Current trends suggest future software systems will comprise collections of components that combine and recombine dynamically in reaction to changing conditions. Service-discovery protocols, which enable software components to locate available software services and to adapt to changing system topology, provide one foundation for such dynamic behavior. Emerging discovery protocols specify alternative architectures and behaviors, which motivate a rigorous investigation of the properties underlying their designs. Here, we assess the ability of selected designs for service-discovery protocols to maintain consistency in a distributed system during catastrophic communication failure. We use an architectural-description language, called Rapide, to model two different architectures (two-party and three-party) and two different consistency-maintenance mechanisms (polling and notification). We use our models to investigate performance differences among combinations of architecture and consistency maintenance mechanism as interface-failure rate increases. We measure system performance along three dimensions: (1) update responsiveness (How much latency is required to propagate changes?), (2) update effectiveness (What is the probability that a node receives a change?), and (3) update efficiency (How many messages must be sent to propagate a change throughout the topology?). We use Rapide to understand how failure-recovery strategiescontribute to differences in performance. We also recommend improvements to architectural-description languages.

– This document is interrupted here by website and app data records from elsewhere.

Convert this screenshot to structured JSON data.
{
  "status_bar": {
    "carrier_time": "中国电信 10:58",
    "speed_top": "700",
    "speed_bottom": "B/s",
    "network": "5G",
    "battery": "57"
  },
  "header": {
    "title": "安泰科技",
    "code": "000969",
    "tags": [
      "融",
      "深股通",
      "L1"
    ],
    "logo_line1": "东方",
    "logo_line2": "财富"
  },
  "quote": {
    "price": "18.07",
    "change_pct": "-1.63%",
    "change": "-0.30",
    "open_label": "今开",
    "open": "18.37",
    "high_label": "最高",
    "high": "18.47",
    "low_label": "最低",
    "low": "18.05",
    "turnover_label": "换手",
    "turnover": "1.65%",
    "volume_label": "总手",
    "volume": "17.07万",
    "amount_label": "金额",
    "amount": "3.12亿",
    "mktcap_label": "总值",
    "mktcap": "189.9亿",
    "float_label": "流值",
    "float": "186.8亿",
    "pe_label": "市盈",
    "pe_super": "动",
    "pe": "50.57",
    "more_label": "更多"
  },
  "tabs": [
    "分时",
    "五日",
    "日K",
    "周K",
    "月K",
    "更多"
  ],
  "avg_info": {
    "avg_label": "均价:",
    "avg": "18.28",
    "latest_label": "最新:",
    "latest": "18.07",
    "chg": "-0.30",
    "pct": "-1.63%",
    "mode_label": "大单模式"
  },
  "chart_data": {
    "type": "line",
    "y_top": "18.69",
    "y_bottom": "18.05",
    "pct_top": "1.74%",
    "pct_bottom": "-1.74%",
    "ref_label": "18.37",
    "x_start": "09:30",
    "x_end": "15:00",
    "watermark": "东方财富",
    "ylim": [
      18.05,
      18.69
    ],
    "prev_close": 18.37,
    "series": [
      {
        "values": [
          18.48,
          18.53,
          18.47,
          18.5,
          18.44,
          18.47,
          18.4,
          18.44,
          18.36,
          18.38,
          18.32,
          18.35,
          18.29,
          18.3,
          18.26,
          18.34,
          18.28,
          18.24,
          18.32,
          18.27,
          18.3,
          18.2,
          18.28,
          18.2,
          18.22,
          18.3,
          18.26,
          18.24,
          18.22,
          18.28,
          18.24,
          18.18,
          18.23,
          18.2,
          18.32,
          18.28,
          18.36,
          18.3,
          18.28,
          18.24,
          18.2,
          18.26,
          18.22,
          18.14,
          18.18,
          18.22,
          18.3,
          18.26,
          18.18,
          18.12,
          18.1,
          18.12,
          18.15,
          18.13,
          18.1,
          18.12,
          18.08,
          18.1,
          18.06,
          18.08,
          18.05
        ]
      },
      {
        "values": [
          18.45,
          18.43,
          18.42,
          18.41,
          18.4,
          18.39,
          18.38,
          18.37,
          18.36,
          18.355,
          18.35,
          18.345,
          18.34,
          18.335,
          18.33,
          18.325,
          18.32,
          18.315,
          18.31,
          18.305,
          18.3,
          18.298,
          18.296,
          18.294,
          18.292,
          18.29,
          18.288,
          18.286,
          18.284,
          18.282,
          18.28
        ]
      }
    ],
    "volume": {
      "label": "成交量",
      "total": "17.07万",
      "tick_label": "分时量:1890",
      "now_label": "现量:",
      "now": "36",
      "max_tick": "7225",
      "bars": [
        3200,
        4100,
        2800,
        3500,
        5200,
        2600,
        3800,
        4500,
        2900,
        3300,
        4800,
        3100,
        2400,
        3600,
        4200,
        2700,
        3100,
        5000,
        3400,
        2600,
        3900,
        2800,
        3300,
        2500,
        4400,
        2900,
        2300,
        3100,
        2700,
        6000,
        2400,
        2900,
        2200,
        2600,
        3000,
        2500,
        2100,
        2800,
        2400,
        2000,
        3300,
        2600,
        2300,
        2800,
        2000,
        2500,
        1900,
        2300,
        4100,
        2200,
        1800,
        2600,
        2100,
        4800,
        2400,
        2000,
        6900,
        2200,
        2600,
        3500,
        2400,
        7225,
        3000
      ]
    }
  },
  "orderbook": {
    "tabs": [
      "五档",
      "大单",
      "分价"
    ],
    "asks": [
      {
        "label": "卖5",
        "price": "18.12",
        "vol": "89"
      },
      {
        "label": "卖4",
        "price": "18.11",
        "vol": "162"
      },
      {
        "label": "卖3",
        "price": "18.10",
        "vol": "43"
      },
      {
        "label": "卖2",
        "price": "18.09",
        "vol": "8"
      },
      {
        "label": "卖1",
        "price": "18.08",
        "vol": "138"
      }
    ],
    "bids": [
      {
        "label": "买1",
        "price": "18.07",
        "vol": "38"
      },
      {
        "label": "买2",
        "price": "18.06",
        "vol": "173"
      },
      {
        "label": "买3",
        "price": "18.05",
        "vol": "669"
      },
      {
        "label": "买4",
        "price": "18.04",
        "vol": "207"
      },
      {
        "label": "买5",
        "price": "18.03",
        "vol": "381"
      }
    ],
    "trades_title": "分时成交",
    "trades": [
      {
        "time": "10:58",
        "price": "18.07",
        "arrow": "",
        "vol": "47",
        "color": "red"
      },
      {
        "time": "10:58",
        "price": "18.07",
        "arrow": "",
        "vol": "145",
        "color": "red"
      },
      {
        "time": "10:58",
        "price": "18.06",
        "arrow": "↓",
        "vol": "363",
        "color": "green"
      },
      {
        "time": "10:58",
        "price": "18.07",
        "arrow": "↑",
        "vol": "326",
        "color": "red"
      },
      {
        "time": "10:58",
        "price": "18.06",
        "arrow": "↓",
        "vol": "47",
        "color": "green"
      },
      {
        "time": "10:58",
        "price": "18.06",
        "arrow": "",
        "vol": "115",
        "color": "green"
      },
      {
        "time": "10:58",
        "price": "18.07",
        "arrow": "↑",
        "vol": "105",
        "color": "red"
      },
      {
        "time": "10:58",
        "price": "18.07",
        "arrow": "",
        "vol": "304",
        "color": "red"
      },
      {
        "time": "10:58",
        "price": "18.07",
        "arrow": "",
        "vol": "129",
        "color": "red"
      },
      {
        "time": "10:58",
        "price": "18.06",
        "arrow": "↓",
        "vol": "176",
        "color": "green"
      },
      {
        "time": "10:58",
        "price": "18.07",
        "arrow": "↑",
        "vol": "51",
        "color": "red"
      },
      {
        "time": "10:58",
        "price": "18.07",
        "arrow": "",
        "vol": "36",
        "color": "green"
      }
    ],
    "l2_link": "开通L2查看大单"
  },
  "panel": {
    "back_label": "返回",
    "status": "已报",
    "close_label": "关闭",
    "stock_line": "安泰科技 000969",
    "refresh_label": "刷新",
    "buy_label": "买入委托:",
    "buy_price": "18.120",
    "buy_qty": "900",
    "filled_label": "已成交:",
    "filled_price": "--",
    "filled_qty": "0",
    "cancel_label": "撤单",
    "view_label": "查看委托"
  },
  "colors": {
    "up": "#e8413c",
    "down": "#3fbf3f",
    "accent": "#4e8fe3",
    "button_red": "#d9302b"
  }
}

Proceedings Title: International Workshop on Software and Performance | 3rd||ACM
Conference Dates: July 1, 2002
Conference Location: Rome, -1
Conference Title: International Workshop on Software and Performance
Pub Type: Conferences
architectural-description languages, service-discovery protocols, software architecture, software performance